(Stored data entries)
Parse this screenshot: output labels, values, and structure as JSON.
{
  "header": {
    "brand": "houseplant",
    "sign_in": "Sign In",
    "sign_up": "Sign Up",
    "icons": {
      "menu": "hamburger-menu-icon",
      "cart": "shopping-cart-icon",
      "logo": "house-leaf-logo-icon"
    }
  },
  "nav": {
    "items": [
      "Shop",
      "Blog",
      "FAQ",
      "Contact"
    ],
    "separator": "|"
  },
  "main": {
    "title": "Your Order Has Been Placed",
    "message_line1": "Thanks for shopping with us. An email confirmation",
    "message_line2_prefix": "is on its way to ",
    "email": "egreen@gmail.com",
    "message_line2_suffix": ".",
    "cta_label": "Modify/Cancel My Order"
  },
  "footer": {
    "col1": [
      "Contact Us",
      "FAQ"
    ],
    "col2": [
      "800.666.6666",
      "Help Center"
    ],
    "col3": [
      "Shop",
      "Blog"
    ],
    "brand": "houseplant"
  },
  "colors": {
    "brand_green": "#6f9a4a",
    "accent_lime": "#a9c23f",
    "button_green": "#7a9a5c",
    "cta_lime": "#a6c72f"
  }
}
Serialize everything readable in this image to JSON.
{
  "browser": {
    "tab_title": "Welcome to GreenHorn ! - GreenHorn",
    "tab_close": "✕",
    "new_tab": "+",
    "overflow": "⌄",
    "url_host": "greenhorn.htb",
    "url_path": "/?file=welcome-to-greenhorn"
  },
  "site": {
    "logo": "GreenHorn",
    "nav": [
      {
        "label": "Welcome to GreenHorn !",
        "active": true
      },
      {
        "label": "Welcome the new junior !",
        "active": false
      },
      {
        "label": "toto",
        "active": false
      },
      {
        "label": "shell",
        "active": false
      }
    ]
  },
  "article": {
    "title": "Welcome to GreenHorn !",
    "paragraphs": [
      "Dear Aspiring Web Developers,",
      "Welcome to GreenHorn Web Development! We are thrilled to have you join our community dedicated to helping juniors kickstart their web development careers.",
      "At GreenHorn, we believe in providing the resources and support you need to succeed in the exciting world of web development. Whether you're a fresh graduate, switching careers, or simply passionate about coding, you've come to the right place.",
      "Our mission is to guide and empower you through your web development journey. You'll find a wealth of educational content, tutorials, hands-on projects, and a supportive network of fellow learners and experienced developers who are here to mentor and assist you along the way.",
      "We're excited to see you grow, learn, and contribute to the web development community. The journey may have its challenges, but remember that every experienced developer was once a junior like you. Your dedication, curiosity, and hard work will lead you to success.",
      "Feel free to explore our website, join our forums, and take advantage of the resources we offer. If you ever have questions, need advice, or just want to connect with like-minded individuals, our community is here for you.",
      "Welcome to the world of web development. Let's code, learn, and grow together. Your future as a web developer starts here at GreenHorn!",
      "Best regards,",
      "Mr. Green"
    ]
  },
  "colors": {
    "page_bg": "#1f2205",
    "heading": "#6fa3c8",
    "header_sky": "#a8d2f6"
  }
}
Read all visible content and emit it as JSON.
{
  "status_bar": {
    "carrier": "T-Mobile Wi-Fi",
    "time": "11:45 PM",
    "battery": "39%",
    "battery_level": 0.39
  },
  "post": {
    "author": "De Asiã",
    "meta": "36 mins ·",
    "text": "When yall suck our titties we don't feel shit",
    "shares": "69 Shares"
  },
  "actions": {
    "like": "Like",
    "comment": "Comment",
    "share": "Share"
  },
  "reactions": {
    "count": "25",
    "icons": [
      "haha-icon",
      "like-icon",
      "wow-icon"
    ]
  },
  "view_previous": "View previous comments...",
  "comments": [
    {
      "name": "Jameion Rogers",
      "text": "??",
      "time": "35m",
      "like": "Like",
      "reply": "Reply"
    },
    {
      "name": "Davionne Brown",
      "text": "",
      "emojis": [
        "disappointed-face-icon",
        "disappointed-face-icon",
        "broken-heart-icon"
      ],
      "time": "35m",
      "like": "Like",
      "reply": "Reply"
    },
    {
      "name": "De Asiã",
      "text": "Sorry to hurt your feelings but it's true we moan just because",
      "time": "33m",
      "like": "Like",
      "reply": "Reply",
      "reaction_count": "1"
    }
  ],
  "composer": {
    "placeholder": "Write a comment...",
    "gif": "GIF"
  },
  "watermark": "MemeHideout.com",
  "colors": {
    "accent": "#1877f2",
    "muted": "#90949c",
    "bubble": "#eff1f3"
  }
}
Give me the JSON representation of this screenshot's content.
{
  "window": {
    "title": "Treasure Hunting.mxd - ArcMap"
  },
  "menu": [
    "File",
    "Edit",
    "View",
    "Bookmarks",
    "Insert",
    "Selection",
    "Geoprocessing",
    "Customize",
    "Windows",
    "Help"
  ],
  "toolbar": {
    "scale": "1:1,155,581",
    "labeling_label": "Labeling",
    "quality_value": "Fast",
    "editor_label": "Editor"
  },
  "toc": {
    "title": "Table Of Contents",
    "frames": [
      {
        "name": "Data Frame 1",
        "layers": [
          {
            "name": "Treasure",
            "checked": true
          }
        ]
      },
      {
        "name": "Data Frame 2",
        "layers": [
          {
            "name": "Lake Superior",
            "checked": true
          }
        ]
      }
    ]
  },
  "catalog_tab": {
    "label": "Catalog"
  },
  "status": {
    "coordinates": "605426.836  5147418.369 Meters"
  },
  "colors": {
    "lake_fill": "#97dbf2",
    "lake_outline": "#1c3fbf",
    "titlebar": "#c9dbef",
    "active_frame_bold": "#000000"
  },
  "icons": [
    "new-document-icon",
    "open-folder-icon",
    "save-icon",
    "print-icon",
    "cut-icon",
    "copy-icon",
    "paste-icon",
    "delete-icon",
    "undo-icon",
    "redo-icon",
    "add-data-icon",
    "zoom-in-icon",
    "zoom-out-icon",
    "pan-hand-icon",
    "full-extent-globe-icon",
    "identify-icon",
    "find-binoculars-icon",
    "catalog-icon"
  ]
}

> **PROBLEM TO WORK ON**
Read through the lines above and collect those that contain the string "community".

> **YOUR SOLUTION**
      "Welcome to GreenHorn Web Development! We are thrilled to have you join our community dedicated to helping juniors kickstart their web development careers.",
      "We're excited to see you grow, learn, and contribute to the web development community. The journey may have its challenges, but remember that every experienced developer was once a junior like you. Your dedication, curiosity, and hard work will lead you to success.",
      "Feel free to explore our website, join our forums, and take advantage of the resources we offer. If you ever have questions, need advice, or just want to connect with like-minded individuals, our community is here for you.",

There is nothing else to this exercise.